EXERCISE GOAL ->
Below are some entries. Copy each line that holds the string "time".
::::
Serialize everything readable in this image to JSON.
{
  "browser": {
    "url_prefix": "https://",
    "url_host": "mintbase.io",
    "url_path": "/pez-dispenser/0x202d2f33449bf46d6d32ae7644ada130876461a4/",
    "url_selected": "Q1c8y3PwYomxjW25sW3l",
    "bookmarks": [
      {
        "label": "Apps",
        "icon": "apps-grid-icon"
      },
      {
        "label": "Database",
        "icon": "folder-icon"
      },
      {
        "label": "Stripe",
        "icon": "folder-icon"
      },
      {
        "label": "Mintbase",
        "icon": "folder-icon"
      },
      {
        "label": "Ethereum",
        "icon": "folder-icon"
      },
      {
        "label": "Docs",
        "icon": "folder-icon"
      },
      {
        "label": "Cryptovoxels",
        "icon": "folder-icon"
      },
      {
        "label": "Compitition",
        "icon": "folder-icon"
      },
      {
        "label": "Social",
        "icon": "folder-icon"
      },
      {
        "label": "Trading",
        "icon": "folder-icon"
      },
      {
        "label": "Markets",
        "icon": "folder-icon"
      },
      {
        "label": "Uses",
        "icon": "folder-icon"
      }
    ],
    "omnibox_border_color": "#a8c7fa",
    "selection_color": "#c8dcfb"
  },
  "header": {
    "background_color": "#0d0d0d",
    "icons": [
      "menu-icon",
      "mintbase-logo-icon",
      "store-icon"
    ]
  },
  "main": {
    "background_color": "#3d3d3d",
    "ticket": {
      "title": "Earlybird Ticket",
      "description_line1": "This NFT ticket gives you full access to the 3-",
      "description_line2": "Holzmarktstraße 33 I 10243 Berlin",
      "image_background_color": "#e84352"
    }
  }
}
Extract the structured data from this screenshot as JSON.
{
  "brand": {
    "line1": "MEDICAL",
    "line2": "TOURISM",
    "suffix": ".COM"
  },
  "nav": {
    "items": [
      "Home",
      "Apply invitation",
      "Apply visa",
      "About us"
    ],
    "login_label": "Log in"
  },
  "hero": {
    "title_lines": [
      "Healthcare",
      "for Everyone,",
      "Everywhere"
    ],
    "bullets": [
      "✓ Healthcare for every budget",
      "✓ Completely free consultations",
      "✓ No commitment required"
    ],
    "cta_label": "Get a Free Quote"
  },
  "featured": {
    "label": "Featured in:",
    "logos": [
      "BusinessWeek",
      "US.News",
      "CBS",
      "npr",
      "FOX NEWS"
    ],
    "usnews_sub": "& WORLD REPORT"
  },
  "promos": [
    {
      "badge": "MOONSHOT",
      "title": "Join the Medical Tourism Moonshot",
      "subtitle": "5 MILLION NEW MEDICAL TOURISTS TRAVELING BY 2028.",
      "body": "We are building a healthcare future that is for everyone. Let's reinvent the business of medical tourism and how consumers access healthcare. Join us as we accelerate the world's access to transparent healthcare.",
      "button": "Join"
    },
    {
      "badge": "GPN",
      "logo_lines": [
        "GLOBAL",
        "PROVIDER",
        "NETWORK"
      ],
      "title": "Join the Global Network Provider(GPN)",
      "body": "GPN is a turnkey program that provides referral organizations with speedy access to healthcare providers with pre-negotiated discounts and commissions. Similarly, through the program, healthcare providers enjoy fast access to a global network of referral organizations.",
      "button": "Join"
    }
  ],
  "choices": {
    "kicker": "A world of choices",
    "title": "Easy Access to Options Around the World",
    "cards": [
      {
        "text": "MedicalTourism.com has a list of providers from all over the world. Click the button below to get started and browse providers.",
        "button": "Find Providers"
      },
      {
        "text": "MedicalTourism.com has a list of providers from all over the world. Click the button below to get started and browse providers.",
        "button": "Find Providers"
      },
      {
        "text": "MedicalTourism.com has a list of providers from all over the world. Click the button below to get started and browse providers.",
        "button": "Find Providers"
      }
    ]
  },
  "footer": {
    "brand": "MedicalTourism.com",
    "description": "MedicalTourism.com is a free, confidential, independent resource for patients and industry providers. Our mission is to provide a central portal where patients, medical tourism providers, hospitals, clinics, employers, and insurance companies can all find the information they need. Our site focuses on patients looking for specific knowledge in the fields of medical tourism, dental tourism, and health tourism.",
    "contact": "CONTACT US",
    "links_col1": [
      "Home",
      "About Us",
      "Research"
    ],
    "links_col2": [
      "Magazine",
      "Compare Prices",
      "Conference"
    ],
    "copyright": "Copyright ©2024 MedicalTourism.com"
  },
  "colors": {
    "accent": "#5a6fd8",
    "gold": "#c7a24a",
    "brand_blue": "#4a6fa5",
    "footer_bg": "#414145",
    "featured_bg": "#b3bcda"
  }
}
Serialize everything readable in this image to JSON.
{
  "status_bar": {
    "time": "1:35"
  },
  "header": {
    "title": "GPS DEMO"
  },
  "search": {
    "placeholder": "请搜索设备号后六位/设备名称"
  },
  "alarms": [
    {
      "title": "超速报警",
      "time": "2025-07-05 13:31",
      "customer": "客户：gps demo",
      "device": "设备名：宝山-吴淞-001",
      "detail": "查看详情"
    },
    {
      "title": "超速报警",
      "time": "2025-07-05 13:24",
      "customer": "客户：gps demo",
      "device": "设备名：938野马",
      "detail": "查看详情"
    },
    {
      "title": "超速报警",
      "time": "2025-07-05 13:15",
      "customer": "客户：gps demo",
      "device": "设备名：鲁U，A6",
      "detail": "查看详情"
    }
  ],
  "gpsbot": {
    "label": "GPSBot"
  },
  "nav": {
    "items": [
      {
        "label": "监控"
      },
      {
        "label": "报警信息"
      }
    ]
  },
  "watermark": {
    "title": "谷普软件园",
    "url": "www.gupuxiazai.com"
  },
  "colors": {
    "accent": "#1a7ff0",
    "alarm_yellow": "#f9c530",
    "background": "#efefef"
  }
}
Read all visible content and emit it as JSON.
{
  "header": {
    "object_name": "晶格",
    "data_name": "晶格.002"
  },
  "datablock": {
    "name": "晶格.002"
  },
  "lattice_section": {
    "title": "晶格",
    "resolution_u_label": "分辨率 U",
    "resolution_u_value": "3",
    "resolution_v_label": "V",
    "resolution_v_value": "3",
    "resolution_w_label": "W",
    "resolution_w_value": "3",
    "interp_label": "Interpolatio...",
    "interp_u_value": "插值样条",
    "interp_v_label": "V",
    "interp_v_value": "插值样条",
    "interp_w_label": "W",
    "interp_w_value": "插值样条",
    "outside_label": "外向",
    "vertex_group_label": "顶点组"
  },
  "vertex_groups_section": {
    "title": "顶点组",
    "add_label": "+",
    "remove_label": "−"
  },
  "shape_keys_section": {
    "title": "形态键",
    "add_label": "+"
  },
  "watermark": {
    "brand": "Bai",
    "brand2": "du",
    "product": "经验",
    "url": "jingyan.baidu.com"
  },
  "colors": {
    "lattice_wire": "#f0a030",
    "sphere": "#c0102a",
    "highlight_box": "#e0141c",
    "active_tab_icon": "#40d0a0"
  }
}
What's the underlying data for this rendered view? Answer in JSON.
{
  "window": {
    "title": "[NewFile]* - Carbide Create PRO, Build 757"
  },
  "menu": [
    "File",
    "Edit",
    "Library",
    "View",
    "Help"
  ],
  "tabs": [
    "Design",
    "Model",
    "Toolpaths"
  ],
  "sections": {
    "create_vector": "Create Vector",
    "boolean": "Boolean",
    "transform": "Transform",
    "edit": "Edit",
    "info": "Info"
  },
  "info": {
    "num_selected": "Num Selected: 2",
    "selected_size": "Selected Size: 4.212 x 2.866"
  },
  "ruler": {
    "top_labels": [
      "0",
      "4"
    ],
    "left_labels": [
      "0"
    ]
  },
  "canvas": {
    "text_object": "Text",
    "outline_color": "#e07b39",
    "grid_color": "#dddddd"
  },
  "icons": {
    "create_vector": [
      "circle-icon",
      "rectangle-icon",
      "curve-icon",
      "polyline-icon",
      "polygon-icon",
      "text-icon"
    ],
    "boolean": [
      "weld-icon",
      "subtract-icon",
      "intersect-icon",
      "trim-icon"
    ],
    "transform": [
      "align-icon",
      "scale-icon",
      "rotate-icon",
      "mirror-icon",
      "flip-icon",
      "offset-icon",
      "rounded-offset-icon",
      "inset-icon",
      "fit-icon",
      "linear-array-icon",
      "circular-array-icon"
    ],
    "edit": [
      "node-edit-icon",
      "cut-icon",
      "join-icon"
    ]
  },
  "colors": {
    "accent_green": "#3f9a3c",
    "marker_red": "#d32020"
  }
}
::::
TASK SOLUTION ->
    "time": "1:35"
      "time": "2025-07-05 13:31",
      "time": "2025-07-05 13:24",
      "time": "2025-07-05 13:15",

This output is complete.